US Treasury Official Advocates Creative Measures to Address China’s Overcapacity

Jay Shambaugh, the Treasury’s Undersecretary for International Affairs, emphasized the need for innovative approaches beyond tariffs to safeguard American industries and workers against the surge in China’s excessive industrial output.

Shambaugh highlighted how China’s production, disengaged from its domestic demand and the global market, has led to a flood of exports posing a threat to jobs in the U.S. and other nations.

During a Council on Foreign Relations event, Shambaugh underscored that conventional trade defense strategies, such as the recently heightened “Section 301” tariffs by President Joe Biden, may not be adequate to confront the challenges posed by China’s overcapacity issue.

He stressed the importance of exploring alternative measures to counter the impacts of China’s excess production capacity, emphasizing that this was not protectionist but rather a means to shield businesses and workers from distortions in a foreign economy.

While Shambaugh did not provide specific details on potential additional actions by the Biden administration, a bipartisan group of lawmakers and steel producers called for new legislation that would extend U.S. anti-dumping and anti-subsidy duties to Chinese goods manufactured by Chinese firms in third countries.

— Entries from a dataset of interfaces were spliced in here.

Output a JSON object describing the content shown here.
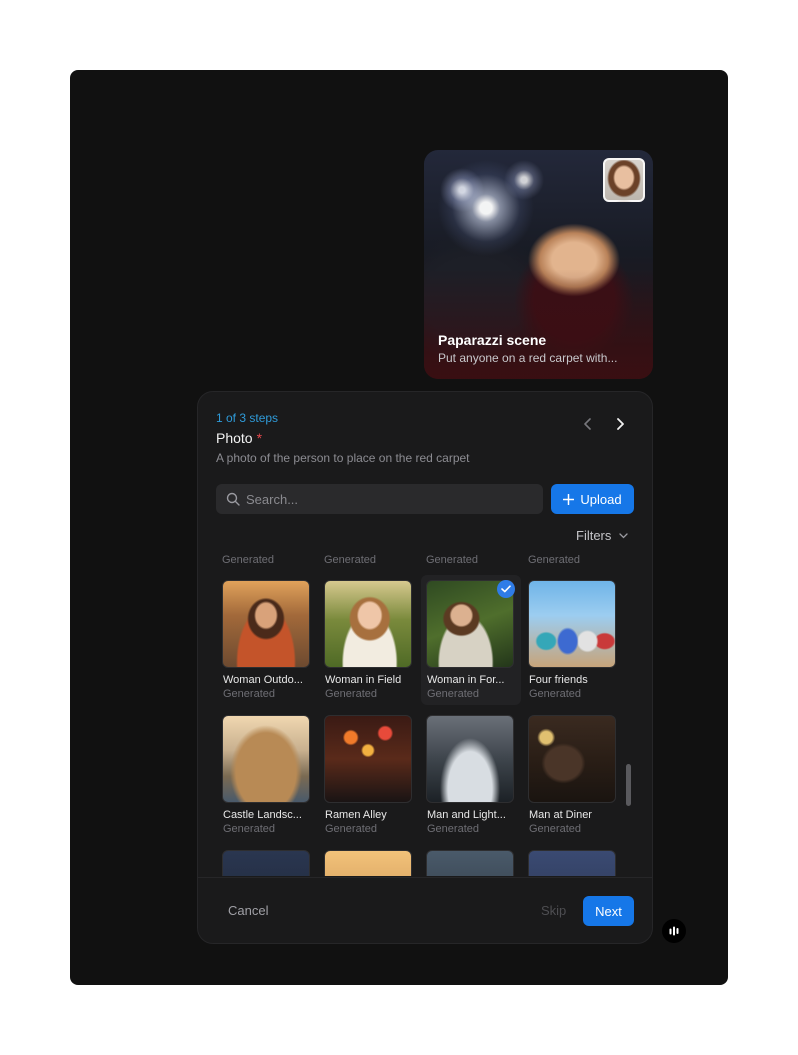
{
  "preview": {
    "title": "Paparazzi scene",
    "description": "Put anyone on a red carpet with..."
  },
  "step": {
    "indicator": "1 of 3 steps",
    "field_title": "Photo",
    "required_marker": "*",
    "description": "A photo of the person to place on the red carpet"
  },
  "search": {
    "placeholder": "Search...",
    "value": ""
  },
  "upload_label": "Upload",
  "filters_label": "Filters",
  "column_headers": [
    "Generated",
    "Generated",
    "Generated",
    "Generated"
  ],
  "tiles": [
    {
      "name": "Woman Outdo...",
      "type": "Generated",
      "selected": false
    },
    {
      "name": "Woman in Field",
      "type": "Generated",
      "selected": false
    },
    {
      "name": "Woman in For...",
      "type": "Generated",
      "selected": true
    },
    {
      "name": "Four friends",
      "type": "Generated",
      "selected": false
    },
    {
      "name": "Castle Landsc...",
      "type": "Generated",
      "selected": false
    },
    {
      "name": "Ramen Alley",
      "type": "Generated",
      "selected": false
    },
    {
      "name": "Man and Light...",
      "type": "Generated",
      "selected": false
    },
    {
      "name": "Man at Diner",
      "type": "Generated",
      "selected": false
    }
  ],
  "footer": {
    "cancel_label": "Cancel",
    "skip_label": "Skip",
    "next_label": "Next"
  },
  "colors": {
    "accent": "#1677e8",
    "step_indicator": "#2f9bd9",
    "required": "#e5484d",
    "background": "#111111",
    "panel": "#1a1a1b"
  },
  "icons": [
    "chevron-left-icon",
    "chevron-right-icon",
    "search-icon",
    "plus-icon",
    "chevron-down-icon",
    "check-icon",
    "assistant-icon"
  ]
}
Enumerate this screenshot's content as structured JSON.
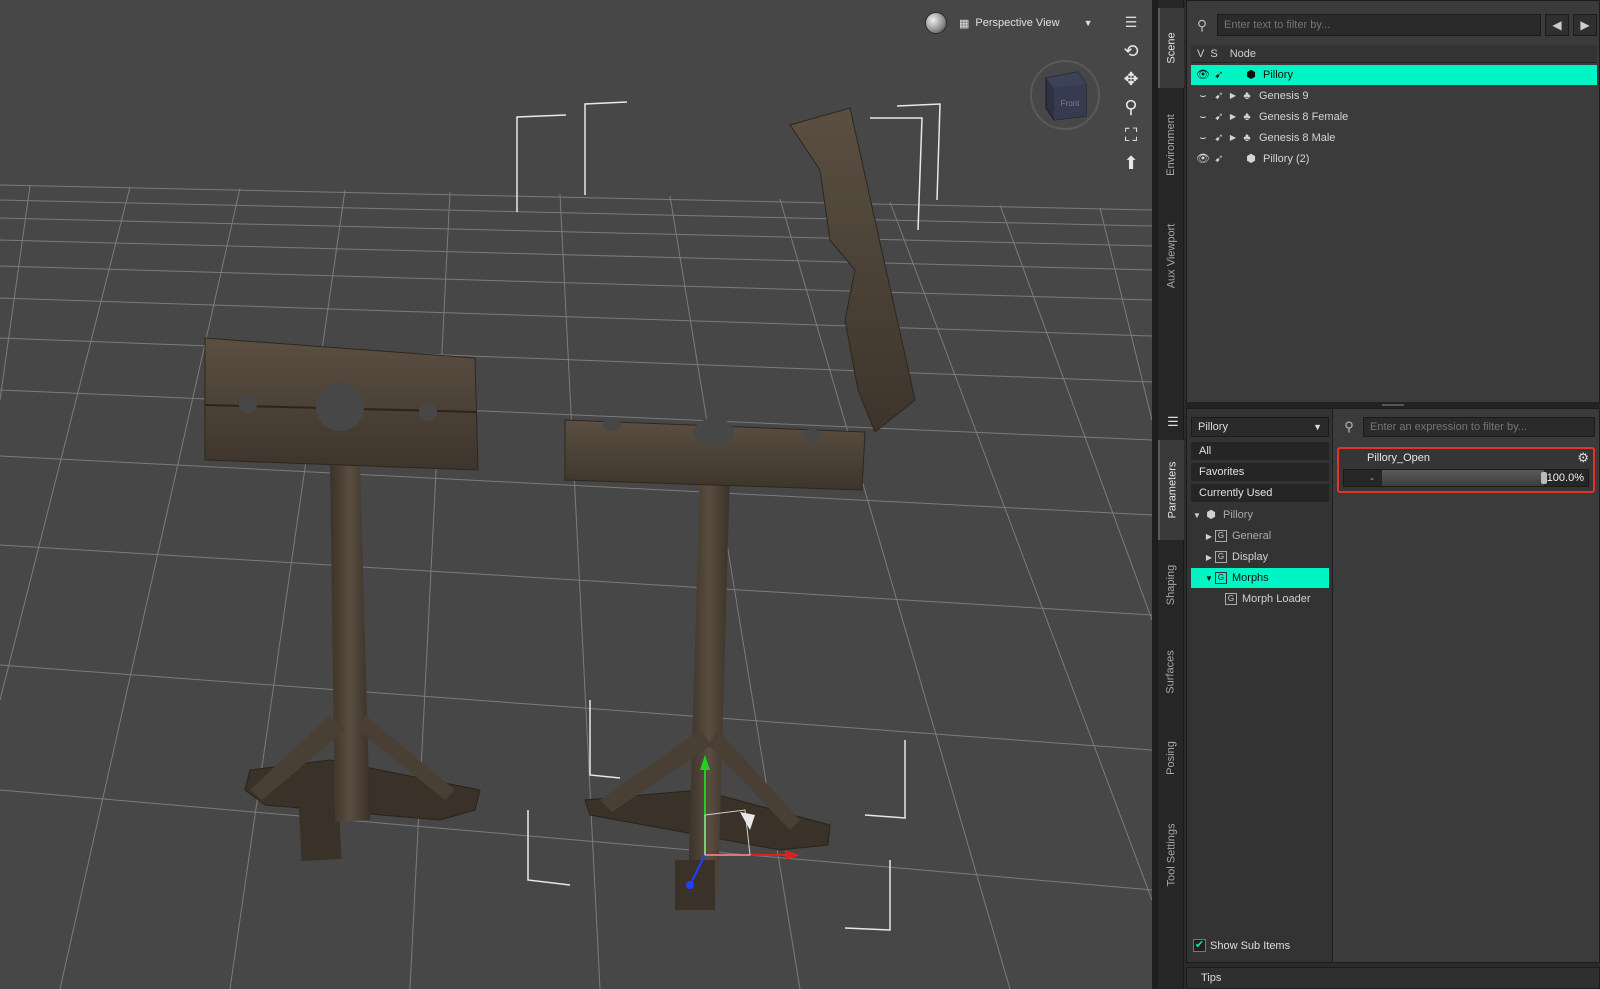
{
  "viewport": {
    "view_label": "Perspective View",
    "cube_face": "Front"
  },
  "side_tabs": {
    "scene": "Scene",
    "environment": "Environment",
    "aux_viewport": "Aux Viewport",
    "parameters": "Parameters",
    "shaping": "Shaping",
    "surfaces": "Surfaces",
    "posing": "Posing",
    "tool_settings": "Tool Settings"
  },
  "scene_pane": {
    "filter_placeholder": "Enter text to filter by...",
    "col_v": "V",
    "col_s": "S",
    "col_node": "Node",
    "nodes": [
      {
        "name": "Pillory",
        "selected": true
      },
      {
        "name": "Genesis 9",
        "selected": false
      },
      {
        "name": "Genesis 8 Female",
        "selected": false
      },
      {
        "name": "Genesis 8 Male",
        "selected": false
      },
      {
        "name": "Pillory (2)",
        "selected": false
      }
    ]
  },
  "params_pane": {
    "node_select": "Pillory",
    "expr_placeholder": "Enter an expression to filter by...",
    "categories": [
      "All",
      "Favorites",
      "Currently Used"
    ],
    "tree": {
      "root": "Pillory",
      "general": "General",
      "display": "Display",
      "morphs": "Morphs",
      "morph_loader": "Morph Loader"
    },
    "show_sub_items": "Show Sub Items",
    "slider": {
      "label": "Pillory_Open",
      "minus": "-",
      "value_text": "100.0%",
      "value": 1.0
    }
  },
  "tips": "Tips",
  "colors": {
    "selection": "#00f5c4",
    "highlight_box": "#e5332a"
  }
}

Shambaugh’s remarks echoed concerns raised by Treasury Secretary Janet Yellen during her visit to China in April, where she criticized Beijing’s excessive investments and production capacity in key industries.

This visit foreshadowed the significant tariff increases imposed by President Biden on various Chinese products, including electric vehicles, solar panels, semiconductors, and critical minerals.